The goal of all learning at Sheiling School is learning for life, the impetus being to enable pupils to maximise possibilities in future settings where 1:1 support will not be an option, and to live life to the fullest. This can only happen where pupils learn to truly value their own independence, and master the skills that will enable them to live and work safely with the minimum of external support.
As such, we aim to foster in each pupil: independence in socialising, increased levels of academic engagement without support, independence in learning, and the ability to self-manage at moments of difficulty or anxiety. These personal qualities will be assessed using the Sheiling School’s bespoke assessment tool, the Ariadne Assessment Framework, which is updated half termly.
Equally, the Independence Support Plan is an approach to making more efficient use of our staff team, in the long run allowing for a more flexible distribution of workload and a readily available ‘bank’ of staff support for where it is most needed. This will hopefully have a positive impact on staff retention and wellbeing, as well as opening up avenues for continued professional development.

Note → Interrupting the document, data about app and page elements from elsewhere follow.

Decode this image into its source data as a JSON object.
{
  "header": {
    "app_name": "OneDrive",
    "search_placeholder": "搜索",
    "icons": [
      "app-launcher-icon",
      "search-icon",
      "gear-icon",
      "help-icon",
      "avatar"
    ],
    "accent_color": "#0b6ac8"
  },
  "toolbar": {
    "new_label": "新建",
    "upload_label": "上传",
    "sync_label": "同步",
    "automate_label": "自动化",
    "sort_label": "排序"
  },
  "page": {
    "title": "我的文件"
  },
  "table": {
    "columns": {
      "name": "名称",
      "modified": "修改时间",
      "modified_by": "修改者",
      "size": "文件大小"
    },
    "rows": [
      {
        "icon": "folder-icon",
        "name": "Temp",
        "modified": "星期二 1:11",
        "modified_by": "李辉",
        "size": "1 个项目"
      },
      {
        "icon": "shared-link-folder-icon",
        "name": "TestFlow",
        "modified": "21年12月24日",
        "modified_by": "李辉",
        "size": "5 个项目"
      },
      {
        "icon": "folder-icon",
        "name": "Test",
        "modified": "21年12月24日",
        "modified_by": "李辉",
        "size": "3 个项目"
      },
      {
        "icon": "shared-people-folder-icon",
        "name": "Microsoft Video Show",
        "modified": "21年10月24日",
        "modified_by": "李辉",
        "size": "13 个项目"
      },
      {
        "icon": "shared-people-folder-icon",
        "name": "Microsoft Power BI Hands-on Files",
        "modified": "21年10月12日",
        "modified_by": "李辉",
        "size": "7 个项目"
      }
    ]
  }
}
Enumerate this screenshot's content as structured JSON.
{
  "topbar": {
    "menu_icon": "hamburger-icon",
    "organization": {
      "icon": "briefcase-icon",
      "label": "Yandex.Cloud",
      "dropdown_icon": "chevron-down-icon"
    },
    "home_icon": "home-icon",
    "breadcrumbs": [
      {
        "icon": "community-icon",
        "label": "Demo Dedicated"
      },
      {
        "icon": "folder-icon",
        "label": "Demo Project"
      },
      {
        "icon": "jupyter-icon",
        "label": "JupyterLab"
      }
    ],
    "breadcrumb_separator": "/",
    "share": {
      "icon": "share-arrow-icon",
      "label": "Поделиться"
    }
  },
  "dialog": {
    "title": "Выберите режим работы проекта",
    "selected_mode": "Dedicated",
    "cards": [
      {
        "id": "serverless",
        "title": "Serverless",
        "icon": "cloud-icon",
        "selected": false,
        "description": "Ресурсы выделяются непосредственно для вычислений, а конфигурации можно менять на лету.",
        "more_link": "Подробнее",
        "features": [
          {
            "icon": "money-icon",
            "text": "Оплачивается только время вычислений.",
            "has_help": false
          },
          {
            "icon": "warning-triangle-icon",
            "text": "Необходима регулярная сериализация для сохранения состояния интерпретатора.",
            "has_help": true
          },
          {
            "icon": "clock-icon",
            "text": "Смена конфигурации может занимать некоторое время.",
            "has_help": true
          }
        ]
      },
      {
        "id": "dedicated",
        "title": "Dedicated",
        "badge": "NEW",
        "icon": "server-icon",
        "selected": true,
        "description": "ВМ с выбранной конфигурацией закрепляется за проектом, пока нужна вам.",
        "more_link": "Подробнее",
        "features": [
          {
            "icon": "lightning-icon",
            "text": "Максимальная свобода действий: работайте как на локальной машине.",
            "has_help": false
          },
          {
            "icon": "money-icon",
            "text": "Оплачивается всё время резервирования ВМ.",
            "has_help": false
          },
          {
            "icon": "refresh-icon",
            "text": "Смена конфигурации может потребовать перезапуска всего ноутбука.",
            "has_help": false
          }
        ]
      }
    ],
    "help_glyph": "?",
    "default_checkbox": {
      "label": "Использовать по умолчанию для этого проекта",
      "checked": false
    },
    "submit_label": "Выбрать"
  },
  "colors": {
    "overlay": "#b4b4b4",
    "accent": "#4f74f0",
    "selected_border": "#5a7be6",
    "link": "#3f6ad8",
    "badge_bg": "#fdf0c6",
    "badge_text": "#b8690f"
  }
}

At Sheiling School we are fortunate that every pupil is staffed at least 1:1. However, issues associated with such high staffing ratios include the possibility of dependency, over-support, and by extension, reduced independency skills.
We support in order to promote independence: “the right support at the right time.”
The Plan: Progress So Far & Next Steps
Phase 1: Baselining. Class teams identified pre-plan support levels throughout the timetable for each individual pupil, and then considered where, by small increments, this support might be reduced. For convenience, levels of support were categorised in four levels: ‘hand-on-hand’, ‘proximate’, ‘eyes on’ and ‘remote’. Staff were asked to identify those times where the need for support is minimal and the pupil felt most secure. Staff were also asked to identify and remain conscious of the exact purpose of the support that was being given ie: to support academically, to support general engagement, or to help regulate emotions. Over terms 1 and 2 of academic year 2019-20, small adjustments were made to increase independence at ‘safe moments’.
Assessment and Phase 2: We will then ask class teams to re-assess the levels of independence achieved by individual pupils during phase 1. Where does the pupil need most support, and where is the pupil most comfortable being by themselves? We will repeat the process as per Phase 1, reducing support by safe increments. The plan as a whole will be thoroughly assessed at the end of the academic year. If it has proved successful, it will be ongoing.